(Stored items from a collection)
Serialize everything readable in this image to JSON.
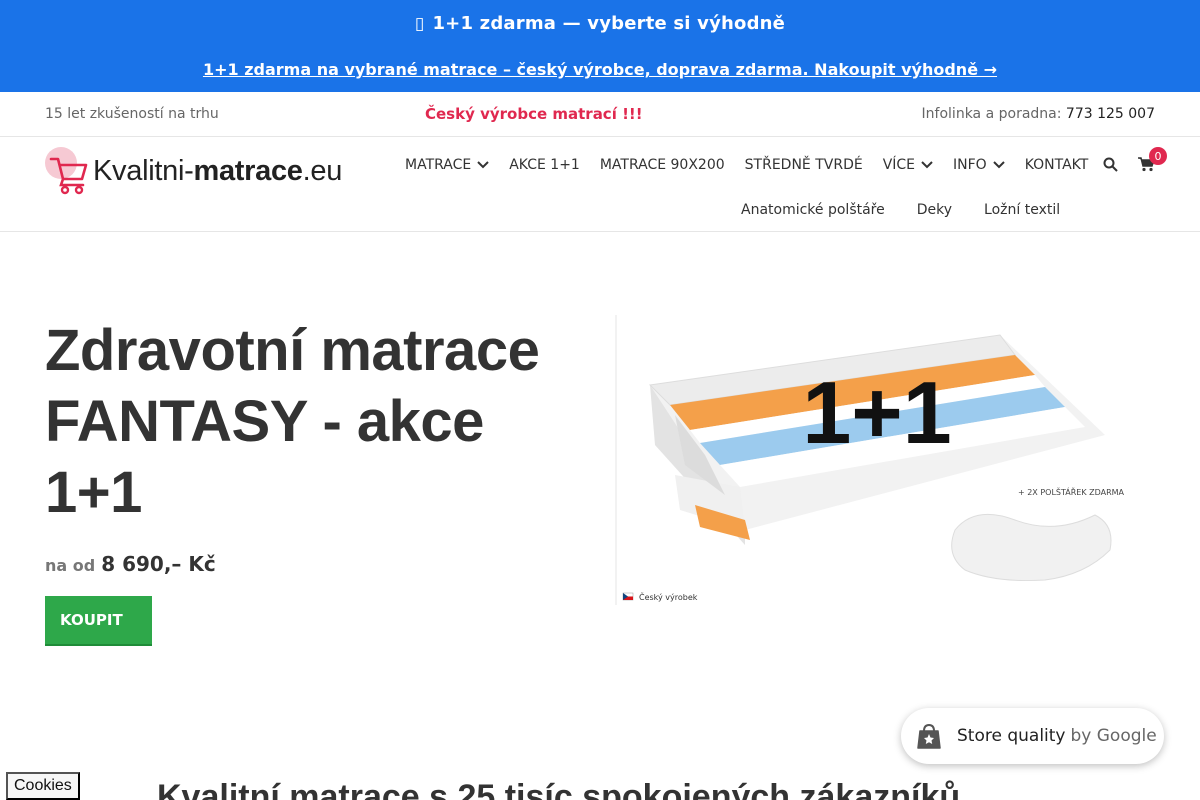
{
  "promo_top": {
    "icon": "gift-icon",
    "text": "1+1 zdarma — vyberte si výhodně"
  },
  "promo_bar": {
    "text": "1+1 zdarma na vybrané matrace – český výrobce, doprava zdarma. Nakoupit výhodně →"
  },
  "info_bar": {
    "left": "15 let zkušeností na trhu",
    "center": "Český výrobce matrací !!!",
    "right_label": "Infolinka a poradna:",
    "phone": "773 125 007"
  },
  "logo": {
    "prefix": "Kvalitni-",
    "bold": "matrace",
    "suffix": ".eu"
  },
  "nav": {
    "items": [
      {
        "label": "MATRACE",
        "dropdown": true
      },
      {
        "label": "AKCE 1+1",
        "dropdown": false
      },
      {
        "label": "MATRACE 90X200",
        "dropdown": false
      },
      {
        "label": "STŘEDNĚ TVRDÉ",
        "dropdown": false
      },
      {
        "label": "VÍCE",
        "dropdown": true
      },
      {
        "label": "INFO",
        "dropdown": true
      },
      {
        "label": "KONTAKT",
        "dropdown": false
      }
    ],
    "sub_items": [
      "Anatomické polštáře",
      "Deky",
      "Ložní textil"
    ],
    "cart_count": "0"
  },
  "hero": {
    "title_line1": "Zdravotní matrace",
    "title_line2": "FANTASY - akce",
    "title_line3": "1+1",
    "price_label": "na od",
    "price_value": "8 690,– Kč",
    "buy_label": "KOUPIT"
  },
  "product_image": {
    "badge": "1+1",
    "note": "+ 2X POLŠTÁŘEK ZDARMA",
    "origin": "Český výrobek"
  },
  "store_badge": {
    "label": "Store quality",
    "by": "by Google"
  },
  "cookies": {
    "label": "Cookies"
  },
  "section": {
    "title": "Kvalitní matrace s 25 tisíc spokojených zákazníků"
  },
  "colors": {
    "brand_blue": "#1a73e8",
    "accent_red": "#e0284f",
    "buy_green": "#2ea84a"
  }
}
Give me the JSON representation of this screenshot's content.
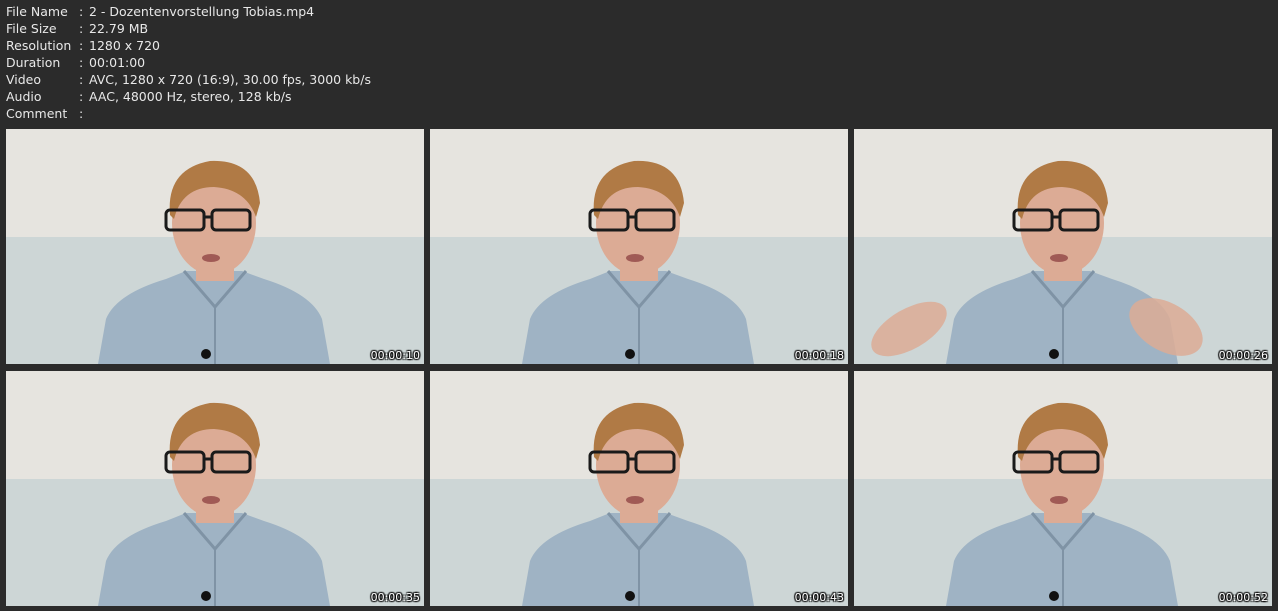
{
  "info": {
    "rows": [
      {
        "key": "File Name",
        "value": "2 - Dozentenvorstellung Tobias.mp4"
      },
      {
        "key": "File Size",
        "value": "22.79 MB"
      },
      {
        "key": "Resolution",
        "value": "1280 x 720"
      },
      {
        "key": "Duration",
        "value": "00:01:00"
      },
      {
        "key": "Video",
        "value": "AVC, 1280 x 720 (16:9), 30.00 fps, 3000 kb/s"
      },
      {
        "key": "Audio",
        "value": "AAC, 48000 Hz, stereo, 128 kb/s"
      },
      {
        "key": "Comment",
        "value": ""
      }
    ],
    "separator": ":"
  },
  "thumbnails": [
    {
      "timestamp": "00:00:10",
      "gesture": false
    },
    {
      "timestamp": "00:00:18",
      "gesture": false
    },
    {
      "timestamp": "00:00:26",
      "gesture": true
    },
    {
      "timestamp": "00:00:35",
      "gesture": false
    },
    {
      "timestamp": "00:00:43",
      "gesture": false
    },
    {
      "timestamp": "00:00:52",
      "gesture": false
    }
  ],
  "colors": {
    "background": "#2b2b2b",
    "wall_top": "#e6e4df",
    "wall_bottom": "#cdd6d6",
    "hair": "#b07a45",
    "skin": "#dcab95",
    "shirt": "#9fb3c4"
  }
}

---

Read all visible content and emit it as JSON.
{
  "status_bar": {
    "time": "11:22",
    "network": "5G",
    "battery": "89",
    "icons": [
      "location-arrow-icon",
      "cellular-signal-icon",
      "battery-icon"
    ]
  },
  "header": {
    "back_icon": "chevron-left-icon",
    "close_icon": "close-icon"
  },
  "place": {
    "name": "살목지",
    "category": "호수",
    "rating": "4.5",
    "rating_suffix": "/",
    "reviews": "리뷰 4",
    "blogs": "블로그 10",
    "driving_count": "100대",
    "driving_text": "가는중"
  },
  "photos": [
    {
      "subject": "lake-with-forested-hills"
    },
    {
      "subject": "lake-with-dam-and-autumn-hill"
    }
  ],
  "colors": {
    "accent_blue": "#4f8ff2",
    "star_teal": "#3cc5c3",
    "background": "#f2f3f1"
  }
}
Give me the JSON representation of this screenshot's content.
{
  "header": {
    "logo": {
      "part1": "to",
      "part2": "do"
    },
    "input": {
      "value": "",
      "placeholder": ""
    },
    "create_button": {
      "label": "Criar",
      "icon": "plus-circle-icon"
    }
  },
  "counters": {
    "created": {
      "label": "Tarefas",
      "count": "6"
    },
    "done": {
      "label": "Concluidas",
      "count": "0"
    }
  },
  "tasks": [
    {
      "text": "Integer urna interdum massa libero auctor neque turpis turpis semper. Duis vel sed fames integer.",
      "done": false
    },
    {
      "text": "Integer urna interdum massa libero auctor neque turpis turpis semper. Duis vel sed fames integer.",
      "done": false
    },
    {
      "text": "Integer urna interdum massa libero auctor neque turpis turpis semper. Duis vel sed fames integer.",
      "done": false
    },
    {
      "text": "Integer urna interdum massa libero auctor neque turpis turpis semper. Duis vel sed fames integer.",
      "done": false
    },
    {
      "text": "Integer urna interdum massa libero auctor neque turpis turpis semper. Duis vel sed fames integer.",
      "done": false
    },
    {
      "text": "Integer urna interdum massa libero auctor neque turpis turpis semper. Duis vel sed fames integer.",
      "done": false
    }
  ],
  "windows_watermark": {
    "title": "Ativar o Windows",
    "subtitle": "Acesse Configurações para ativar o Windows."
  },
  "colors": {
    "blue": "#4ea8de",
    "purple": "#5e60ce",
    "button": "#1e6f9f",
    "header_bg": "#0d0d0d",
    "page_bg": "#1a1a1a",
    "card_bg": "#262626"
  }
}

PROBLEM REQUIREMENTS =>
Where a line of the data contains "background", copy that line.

PROBLEM SOLUTION =>
    "background": "#2b2b2b",
    "background": "#f2f3f1"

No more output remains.